◆ ACTIVITY: Write every record out again exactly as given.

= = = = = = =

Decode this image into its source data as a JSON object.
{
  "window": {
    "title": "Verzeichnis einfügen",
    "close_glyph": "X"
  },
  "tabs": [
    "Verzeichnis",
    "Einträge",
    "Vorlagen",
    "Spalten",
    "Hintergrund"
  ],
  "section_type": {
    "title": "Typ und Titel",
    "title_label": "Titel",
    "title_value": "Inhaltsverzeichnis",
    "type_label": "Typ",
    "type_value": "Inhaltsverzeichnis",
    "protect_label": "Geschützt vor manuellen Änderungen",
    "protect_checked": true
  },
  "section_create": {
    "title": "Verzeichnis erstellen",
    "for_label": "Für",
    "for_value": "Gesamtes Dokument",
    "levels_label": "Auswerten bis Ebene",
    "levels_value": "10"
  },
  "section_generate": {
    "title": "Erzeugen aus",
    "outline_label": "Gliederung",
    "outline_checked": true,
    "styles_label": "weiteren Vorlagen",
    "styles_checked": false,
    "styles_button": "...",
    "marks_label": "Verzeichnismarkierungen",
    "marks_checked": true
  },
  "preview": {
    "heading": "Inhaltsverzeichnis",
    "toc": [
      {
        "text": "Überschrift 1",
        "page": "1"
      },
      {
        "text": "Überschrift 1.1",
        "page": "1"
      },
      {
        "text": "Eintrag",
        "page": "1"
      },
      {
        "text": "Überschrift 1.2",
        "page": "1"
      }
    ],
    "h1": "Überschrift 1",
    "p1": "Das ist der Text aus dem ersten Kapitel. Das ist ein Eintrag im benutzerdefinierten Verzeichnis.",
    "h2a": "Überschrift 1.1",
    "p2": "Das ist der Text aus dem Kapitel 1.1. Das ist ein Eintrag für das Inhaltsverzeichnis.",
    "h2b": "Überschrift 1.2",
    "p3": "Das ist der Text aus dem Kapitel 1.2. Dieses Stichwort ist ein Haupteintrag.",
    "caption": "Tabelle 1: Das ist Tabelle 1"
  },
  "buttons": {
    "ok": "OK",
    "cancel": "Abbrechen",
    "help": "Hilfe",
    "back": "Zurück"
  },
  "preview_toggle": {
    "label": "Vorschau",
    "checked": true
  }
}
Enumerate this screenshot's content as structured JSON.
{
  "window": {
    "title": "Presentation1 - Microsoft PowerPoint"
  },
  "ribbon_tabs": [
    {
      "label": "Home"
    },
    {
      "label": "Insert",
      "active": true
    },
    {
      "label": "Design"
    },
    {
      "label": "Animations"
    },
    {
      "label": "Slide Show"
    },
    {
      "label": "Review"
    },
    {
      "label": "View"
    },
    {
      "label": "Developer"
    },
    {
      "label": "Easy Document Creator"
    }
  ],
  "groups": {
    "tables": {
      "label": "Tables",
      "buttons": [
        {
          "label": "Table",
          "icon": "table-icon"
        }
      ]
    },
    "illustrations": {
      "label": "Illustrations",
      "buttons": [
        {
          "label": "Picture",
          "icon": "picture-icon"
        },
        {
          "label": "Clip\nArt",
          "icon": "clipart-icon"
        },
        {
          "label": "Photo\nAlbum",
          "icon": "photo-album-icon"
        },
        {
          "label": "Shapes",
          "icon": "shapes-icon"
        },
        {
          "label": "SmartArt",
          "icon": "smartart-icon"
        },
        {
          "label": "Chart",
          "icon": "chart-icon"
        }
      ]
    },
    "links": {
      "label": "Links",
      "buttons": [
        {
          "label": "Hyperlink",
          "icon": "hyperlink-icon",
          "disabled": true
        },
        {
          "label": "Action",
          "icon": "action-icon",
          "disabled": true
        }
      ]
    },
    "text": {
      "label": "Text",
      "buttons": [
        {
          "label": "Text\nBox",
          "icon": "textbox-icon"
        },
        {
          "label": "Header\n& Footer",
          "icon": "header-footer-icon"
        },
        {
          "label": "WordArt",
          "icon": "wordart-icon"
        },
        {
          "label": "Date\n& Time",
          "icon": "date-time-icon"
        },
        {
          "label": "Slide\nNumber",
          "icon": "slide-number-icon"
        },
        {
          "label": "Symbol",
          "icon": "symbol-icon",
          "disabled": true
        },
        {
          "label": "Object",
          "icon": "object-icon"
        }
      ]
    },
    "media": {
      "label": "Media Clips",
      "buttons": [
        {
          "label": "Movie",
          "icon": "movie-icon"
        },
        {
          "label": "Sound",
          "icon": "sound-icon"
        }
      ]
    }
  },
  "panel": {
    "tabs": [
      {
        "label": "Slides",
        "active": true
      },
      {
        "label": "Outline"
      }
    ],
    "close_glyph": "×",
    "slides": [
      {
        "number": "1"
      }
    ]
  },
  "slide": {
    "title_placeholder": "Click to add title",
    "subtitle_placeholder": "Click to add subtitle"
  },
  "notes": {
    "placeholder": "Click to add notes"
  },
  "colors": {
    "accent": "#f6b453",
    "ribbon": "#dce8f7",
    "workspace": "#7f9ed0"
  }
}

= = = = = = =

◆ FINISHED TASK:
Decode this image into its source data as a JSON object.
{
  "window": {
    "title": "Verzeichnis einfügen",
    "close_glyph": "X"
  },
  "tabs": [
    "Verzeichnis",
    "Einträge",
    "Vorlagen",
    "Spalten",
    "Hintergrund"
  ],
  "section_type": {
    "title": "Typ und Titel",
    "title_label": "Titel",
    "title_value": "Inhaltsverzeichnis",
    "type_label": "Typ",
    "type_value": "Inhaltsverzeichnis",
    "protect_label": "Geschützt vor manuellen Änderungen",
    "protect_checked": true
  },
  "section_create": {
    "title": "Verzeichnis erstellen",
    "for_label": "Für",
    "for_value": "Gesamtes Dokument",
    "levels_label": "Auswerten bis Ebene",
    "levels_value": "10"
  },
  "section_generate": {
    "title": "Erzeugen aus",
    "outline_label": "Gliederung",
    "outline_checked": true,
    "styles_label": "weiteren Vorlagen",
    "styles_checked": false,
    "styles_button": "...",
    "marks_label": "Verzeichnismarkierungen",
    "marks_checked": true
  },
  "preview": {
    "heading": "Inhaltsverzeichnis",
    "toc": [
      {
        "text": "Überschrift 1",
        "page": "1"
      },
      {
        "text": "Überschrift 1.1",
        "page": "1"
      },
      {
        "text": "Eintrag",
        "page": "1"
      },
      {
        "text": "Überschrift 1.2",
        "page": "1"
      }
    ],
    "h1": "Überschrift 1",
    "p1": "Das ist der Text aus dem ersten Kapitel. Das ist ein Eintrag im benutzerdefinierten Verzeichnis.",
    "h2a": "Überschrift 1.1",
    "p2": "Das ist der Text aus dem Kapitel 1.1. Das ist ein Eintrag für das Inhaltsverzeichnis.",
    "h2b": "Überschrift 1.2",
    "p3": "Das ist der Text aus dem Kapitel 1.2. Dieses Stichwort ist ein Haupteintrag.",
    "caption": "Tabelle 1: Das ist Tabelle 1"
  },
  "buttons": {
    "ok": "OK",
    "cancel": "Abbrechen",
    "help": "Hilfe",
    "back": "Zurück"
  },
  "preview_toggle": {
    "label": "Vorschau",
    "checked": true
  }
}
Enumerate this screenshot's content as structured JSON.
{
  "window": {
    "title": "Presentation1 - Microsoft PowerPoint"
  },
  "ribbon_tabs": [
    {
      "label": "Home"
    },
    {
      "label": "Insert",
      "active": true
    },
    {
      "label": "Design"
    },
    {
      "label": "Animations"
    },
    {
      "label": "Slide Show"
    },
    {
      "label": "Review"
    },
    {
      "label": "View"
    },
    {
      "label": "Developer"
    },
    {
      "label": "Easy Document Creator"
    }
  ],
  "groups": {
    "tables": {
      "label": "Tables",
      "buttons": [
        {
          "label": "Table",
          "icon": "table-icon"
        }
      ]
    },
    "illustrations": {
      "label": "Illustrations",
      "buttons": [
        {
          "label": "Picture",
          "icon": "picture-icon"
        },
        {
          "label": "Clip\nArt",
          "icon": "clipart-icon"
        },
        {
          "label": "Photo\nAlbum",
          "icon": "photo-album-icon"
        },
        {
          "label": "Shapes",
          "icon": "shapes-icon"
        },
        {
          "label": "SmartArt",
          "icon": "smartart-icon"
        },
        {
          "label": "Chart",
          "icon": "chart-icon"
        }
      ]
    },
    "links": {
      "label": "Links",
      "buttons": [
        {
          "label": "Hyperlink",
          "icon": "hyperlink-icon",
          "disabled": true
        },
        {
          "label": "Action",
          "icon": "action-icon",
          "disabled": true
        }
      ]
    },
    "text": {
      "label": "Text",
      "buttons": [
        {
          "label": "Text\nBox",
          "icon": "textbox-icon"
        },
        {
          "label": "Header\n& Footer",
          "icon": "header-footer-icon"
        },
        {
          "label": "WordArt",
          "icon": "wordart-icon"
        },
        {
          "label": "Date\n& Time",
          "icon": "date-time-icon"
        },
        {
          "label": "Slide\nNumber",
          "icon": "slide-number-icon"
        },
        {
          "label": "Symbol",
          "icon": "symbol-icon",
          "disabled": true
        },
        {
          "label": "Object",
          "icon": "object-icon"
        }
      ]
    },
    "media": {
      "label": "Media Clips",
      "buttons": [
        {
          "label": "Movie",
          "icon": "movie-icon"
        },
        {
          "label": "Sound",
          "icon": "sound-icon"
        }
      ]
    }
  },
  "panel": {
    "tabs": [
      {
        "label": "Slides",
        "active": true
      },
      {
        "label": "Outline"
      }
    ],
    "close_glyph": "×",
    "slides": [
      {
        "number": "1"
      }
    ]
  },
  "slide": {
    "title_placeholder": "Click to add title",
    "subtitle_placeholder": "Click to add subtitle"
  },
  "notes": {
    "placeholder": "Click to add notes"
  },
  "colors": {
    "accent": "#f6b453",
    "ribbon": "#dce8f7",
    "workspace": "#7f9ed0"
  }
}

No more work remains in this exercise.